[Element data from apps and pages]

____

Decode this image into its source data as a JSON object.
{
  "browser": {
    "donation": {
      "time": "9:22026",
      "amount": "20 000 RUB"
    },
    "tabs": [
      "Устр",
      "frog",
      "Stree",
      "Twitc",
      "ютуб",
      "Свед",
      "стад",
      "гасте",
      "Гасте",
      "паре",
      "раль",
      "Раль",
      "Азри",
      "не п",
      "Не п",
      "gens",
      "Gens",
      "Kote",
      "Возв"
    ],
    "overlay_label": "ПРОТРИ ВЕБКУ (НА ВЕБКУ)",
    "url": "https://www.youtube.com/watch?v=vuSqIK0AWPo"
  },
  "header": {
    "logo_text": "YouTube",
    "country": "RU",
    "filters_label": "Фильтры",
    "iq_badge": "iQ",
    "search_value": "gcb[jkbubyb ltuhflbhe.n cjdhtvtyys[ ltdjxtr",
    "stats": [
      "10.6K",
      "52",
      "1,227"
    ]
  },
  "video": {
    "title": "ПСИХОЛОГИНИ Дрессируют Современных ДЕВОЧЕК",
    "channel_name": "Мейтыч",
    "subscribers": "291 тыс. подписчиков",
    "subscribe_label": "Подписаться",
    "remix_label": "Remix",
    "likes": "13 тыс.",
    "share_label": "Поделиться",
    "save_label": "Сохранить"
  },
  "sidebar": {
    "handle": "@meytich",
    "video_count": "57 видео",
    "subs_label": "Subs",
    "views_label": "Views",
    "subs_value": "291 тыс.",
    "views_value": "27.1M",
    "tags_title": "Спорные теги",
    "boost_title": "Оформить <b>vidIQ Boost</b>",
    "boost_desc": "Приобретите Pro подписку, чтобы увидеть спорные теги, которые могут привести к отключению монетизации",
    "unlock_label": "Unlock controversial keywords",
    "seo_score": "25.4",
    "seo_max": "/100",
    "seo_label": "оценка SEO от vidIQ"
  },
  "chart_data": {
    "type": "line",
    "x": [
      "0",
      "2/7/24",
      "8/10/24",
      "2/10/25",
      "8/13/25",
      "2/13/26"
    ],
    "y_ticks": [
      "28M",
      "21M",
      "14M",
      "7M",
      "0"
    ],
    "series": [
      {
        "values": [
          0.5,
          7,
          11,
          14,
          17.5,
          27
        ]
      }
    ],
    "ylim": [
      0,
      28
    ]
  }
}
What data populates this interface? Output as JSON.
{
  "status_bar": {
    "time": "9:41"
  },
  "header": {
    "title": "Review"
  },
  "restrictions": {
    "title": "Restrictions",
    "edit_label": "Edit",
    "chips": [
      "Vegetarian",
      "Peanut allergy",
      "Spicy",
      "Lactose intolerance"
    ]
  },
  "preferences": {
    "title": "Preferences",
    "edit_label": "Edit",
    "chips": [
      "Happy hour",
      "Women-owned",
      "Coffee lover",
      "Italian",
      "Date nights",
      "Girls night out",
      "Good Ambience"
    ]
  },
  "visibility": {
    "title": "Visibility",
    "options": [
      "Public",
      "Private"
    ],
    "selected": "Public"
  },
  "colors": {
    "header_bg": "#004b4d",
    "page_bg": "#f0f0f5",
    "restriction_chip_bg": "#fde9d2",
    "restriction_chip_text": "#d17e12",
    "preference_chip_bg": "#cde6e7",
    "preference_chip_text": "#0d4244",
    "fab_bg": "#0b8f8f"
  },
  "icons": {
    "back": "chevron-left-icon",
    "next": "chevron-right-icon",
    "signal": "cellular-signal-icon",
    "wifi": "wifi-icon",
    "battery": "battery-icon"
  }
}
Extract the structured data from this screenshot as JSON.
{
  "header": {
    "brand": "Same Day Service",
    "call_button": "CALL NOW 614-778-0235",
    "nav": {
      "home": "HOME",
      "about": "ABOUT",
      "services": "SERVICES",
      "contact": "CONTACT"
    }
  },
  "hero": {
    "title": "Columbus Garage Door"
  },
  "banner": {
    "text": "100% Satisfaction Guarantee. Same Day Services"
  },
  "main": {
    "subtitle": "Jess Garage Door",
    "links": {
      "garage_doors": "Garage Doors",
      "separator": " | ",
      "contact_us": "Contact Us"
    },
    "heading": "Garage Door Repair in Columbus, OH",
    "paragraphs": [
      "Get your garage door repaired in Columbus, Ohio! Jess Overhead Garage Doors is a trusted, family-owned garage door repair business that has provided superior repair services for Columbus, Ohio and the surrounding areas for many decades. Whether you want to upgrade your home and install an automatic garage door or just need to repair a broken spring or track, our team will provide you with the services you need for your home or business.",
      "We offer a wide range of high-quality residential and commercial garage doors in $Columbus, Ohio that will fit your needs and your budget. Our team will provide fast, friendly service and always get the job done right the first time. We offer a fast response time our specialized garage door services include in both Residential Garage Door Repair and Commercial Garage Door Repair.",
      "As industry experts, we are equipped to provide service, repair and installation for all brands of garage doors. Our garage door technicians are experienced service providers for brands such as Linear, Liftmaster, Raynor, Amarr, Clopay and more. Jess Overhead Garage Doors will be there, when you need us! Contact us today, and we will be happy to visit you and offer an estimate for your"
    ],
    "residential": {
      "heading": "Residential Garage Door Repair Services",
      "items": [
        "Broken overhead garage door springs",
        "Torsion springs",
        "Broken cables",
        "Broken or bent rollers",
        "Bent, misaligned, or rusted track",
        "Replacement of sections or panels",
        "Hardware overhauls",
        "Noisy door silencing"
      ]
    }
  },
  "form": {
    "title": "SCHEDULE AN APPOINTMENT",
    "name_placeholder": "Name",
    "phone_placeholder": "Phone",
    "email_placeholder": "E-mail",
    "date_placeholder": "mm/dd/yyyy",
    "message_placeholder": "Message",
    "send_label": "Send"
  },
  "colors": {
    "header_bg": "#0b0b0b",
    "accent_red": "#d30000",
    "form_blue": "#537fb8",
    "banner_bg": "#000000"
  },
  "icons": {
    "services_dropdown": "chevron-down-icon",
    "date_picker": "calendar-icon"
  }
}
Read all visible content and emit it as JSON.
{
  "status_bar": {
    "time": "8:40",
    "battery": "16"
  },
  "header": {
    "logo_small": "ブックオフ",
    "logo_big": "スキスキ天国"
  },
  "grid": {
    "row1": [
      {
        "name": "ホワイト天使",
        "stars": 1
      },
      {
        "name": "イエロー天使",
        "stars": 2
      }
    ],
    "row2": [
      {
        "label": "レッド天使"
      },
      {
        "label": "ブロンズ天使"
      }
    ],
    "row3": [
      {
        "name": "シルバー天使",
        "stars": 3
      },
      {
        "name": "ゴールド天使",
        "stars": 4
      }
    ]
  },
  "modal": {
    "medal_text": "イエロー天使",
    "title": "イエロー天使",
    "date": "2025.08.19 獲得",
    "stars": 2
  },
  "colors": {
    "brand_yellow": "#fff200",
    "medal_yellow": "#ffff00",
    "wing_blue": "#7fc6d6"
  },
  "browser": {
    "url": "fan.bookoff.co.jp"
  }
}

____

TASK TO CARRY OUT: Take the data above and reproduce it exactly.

REPLY:
Decode this image into its source data as a JSON object.
{
  "browser": {
    "donation": {
      "time": "9:22026",
      "amount": "20 000 RUB"
    },
    "tabs": [
      "Устр",
      "frog",
      "Stree",
      "Twitc",
      "ютуб",
      "Свед",
      "стад",
      "гасте",
      "Гасте",
      "паре",
      "раль",
      "Раль",
      "Азри",
      "не п",
      "Не п",
      "gens",
      "Gens",
      "Kote",
      "Возв"
    ],
    "overlay_label": "ПРОТРИ ВЕБКУ (НА ВЕБКУ)",
    "url": "https://www.youtube.com/watch?v=vuSqIK0AWPo"
  },
  "header": {
    "logo_text": "YouTube",
    "country": "RU",
    "filters_label": "Фильтры",
    "iq_badge": "iQ",
    "search_value": "gcb[jkbubyb ltuhflbhe.n cjdhtvtyys[ ltdjxtr",
    "stats": [
      "10.6K",
      "52",
      "1,227"
    ]
  },
  "video": {
    "title": "ПСИХОЛОГИНИ Дрессируют Современных ДЕВОЧЕК",
    "channel_name": "Мейтыч",
    "subscribers": "291 тыс. подписчиков",
    "subscribe_label": "Подписаться",
    "remix_label": "Remix",
    "likes": "13 тыс.",
    "share_label": "Поделиться",
    "save_label": "Сохранить"
  },
  "sidebar": {
    "handle": "@meytich",
    "video_count": "57 видео",
    "subs_label": "Subs",
    "views_label": "Views",
    "subs_value": "291 тыс.",
    "views_value": "27.1M",
    "tags_title": "Спорные теги",
    "boost_title": "Оформить <b>vidIQ Boost</b>",
    "boost_desc": "Приобретите Pro подписку, чтобы увидеть спорные теги, которые могут привести к отключению монетизации",
    "unlock_label": "Unlock controversial keywords",
    "seo_score": "25.4",
    "seo_max": "/100",
    "seo_label": "оценка SEO от vidIQ"
  },
  "chart_data": {
    "type": "line",
    "x": [
      "0",
      "2/7/24",
      "8/10/24",
      "2/10/25",
      "8/13/25",
      "2/13/26"
    ],
    "y_ticks": [
      "28M",
      "21M",
      "14M",
      "7M",
      "0"
    ],
    "series": [
      {
        "values": [
          0.5,
          7,
          11,
          14,
          17.5,
          27
        ]
      }
    ],
    "ylim": [
      0,
      28
    ]
  }
}
What data populates this interface? Output as JSON.
{
  "status_bar": {
    "time": "9:41"
  },
  "header": {
    "title": "Review"
  },
  "restrictions": {
    "title": "Restrictions",
    "edit_label": "Edit",
    "chips": [
      "Vegetarian",
      "Peanut allergy",
      "Spicy",
      "Lactose intolerance"
    ]
  },
  "preferences": {
    "title": "Preferences",
    "edit_label": "Edit",
    "chips": [
      "Happy hour",
      "Women-owned",
      "Coffee lover",
      "Italian",
      "Date nights",
      "Girls night out",
      "Good Ambience"
    ]
  },
  "visibility": {
    "title": "Visibility",
    "options": [
      "Public",
      "Private"
    ],
    "selected": "Public"
  },
  "colors": {
    "header_bg": "#004b4d",
    "page_bg": "#f0f0f5",
    "restriction_chip_bg": "#fde9d2",
    "restriction_chip_text": "#d17e12",
    "preference_chip_bg": "#cde6e7",
    "preference_chip_text": "#0d4244",
    "fab_bg": "#0b8f8f"
  },
  "icons": {
    "back": "chevron-left-icon",
    "next": "chevron-right-icon",
    "signal": "cellular-signal-icon",
    "wifi": "wifi-icon",
    "battery": "battery-icon"
  }
}
Extract the structured data from this screenshot as JSON.
{
  "header": {
    "brand": "Same Day Service",
    "call_button": "CALL NOW 614-778-0235",
    "nav": {
      "home": "HOME",
      "about": "ABOUT",
      "services": "SERVICES",
      "contact": "CONTACT"
    }
  },
  "hero": {
    "title": "Columbus Garage Door"
  },
  "banner": {
    "text": "100% Satisfaction Guarantee. Same Day Services"
  },
  "main": {
    "subtitle": "Jess Garage Door",
    "links": {
      "garage_doors": "Garage Doors",
      "separator": " | ",
      "contact_us": "Contact Us"
    },
    "heading": "Garage Door Repair in Columbus, OH",
    "paragraphs": [
      "Get your garage door repaired in Columbus, Ohio! Jess Overhead Garage Doors is a trusted, family-owned garage door repair business that has provided superior repair services for Columbus, Ohio and the surrounding areas for many decades. Whether you want to upgrade your home and install an automatic garage door or just need to repair a broken spring or track, our team will provide you with the services you need for your home or business.",
      "We offer a wide range of high-quality residential and commercial garage doors in $Columbus, Ohio that will fit your needs and your budget. Our team will provide fast, friendly service and always get the job done right the first time. We offer a fast response time our specialized garage door services include in both Residential Garage Door Repair and Commercial Garage Door Repair.",
      "As industry experts, we are equipped to provide service, repair and installation for all brands of garage doors. Our garage door technicians are experienced service providers for brands such as Linear, Liftmaster, Raynor, Amarr, Clopay and more. Jess Overhead Garage Doors will be there, when you need us! Contact us today, and we will be happy to visit you and offer an estimate for your"
    ],
    "residential": {
      "heading": "Residential Garage Door Repair Services",
      "items": [
        "Broken overhead garage door springs",
        "Torsion springs",
        "Broken cables",
        "Broken or bent rollers",
        "Bent, misaligned, or rusted track",
        "Replacement of sections or panels",
        "Hardware overhauls",
        "Noisy door silencing"
      ]
    }
  },
  "form": {
    "title": "SCHEDULE AN APPOINTMENT",
    "name_placeholder": "Name",
    "phone_placeholder": "Phone",
    "email_placeholder": "E-mail",
    "date_placeholder": "mm/dd/yyyy",
    "message_placeholder": "Message",
    "send_label": "Send"
  },
  "colors": {
    "header_bg": "#0b0b0b",
    "accent_red": "#d30000",
    "form_blue": "#537fb8",
    "banner_bg": "#000000"
  },
  "icons": {
    "services_dropdown": "chevron-down-icon",
    "date_picker": "calendar-icon"
  }
}
Read all visible content and emit it as JSON.
{
  "status_bar": {
    "time": "8:40",
    "battery": "16"
  },
  "header": {
    "logo_small": "ブックオフ",
    "logo_big": "スキスキ天国"
  },
  "grid": {
    "row1": [
      {
        "name": "ホワイト天使",
        "stars": 1
      },
      {
        "name": "イエロー天使",
        "stars": 2
      }
    ],
    "row2": [
      {
        "label": "レッド天使"
      },
      {
        "label": "ブロンズ天使"
      }
    ],
    "row3": [
      {
        "name": "シルバー天使",
        "stars": 3
      },
      {
        "name": "ゴールド天使",
        "stars": 4
      }
    ]
  },
  "modal": {
    "medal_text": "イエロー天使",
    "title": "イエロー天使",
    "date": "2025.08.19 獲得",
    "stars": 2
  },
  "colors": {
    "brand_yellow": "#fff200",
    "medal_yellow": "#ffff00",
    "wing_blue": "#7fc6d6"
  },
  "browser": {
    "url": "fan.bookoff.co.jp"
  }
}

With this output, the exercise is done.